* **REQUIRED ACTION**
All the data should be repeated exactly. Any image in it is left out.

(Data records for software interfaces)
- - -
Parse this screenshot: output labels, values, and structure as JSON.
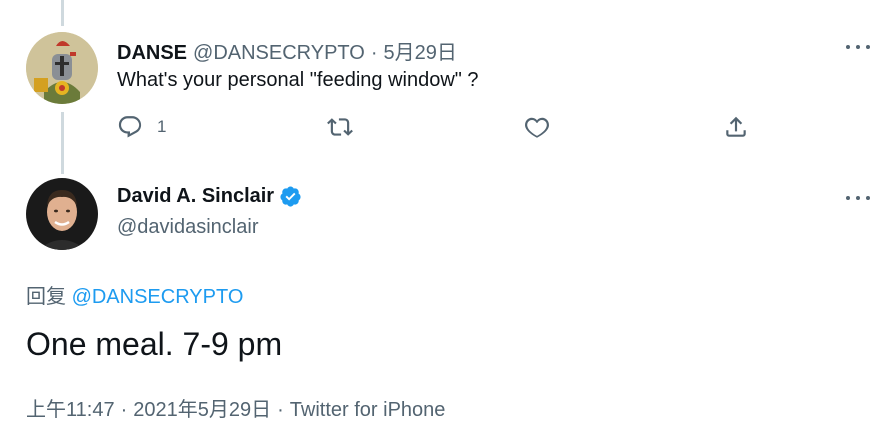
{
  "reply_tweet": {
    "author_name": "DANSE",
    "author_handle": "@DANSECRYPTO",
    "separator": "·",
    "date": "5月29日",
    "text": "What's your personal \"feeding window\" ?",
    "reply_count": "1",
    "avatar_icon": "knight-avatar-icon"
  },
  "main_tweet": {
    "author_name": "David A. Sinclair",
    "author_handle": "@davidasinclair",
    "verified": true,
    "verified_color": "#1d9bf0",
    "replying_label": "回复",
    "replying_mention": "@DANSECRYPTO",
    "text": "One meal. 7-9 pm",
    "time": "上午11:47",
    "separator": "·",
    "date": "2021年5月29日",
    "source": "Twitter for iPhone"
  },
  "colors": {
    "text_primary": "#0f1419",
    "text_secondary": "#536471",
    "link": "#1d9bf0",
    "thread_line": "#cfd9de"
  }
}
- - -
* **FINISHED EXERCISE**
Parse this screenshot: output labels, values, and structure as JSON.
{
  "reply_tweet": {
    "author_name": "DANSE",
    "author_handle": "@DANSECRYPTO",
    "separator": "·",
    "date": "5月29日",
    "text": "What's your personal \"feeding window\" ?",
    "reply_count": "1",
    "avatar_icon": "knight-avatar-icon"
  },
  "main_tweet": {
    "author_name": "David A. Sinclair",
    "author_handle": "@davidasinclair",
    "verified": true,
    "verified_color": "#1d9bf0",
    "replying_label": "回复",
    "replying_mention": "@DANSECRYPTO",
    "text": "One meal. 7-9 pm",
    "time": "上午11:47",
    "separator": "·",
    "date": "2021年5月29日",
    "source": "Twitter for iPhone"
  },
  "colors": {
    "text_primary": "#0f1419",
    "text_secondary": "#536471",
    "link": "#1d9bf0",
    "thread_line": "#cfd9de"
  }
}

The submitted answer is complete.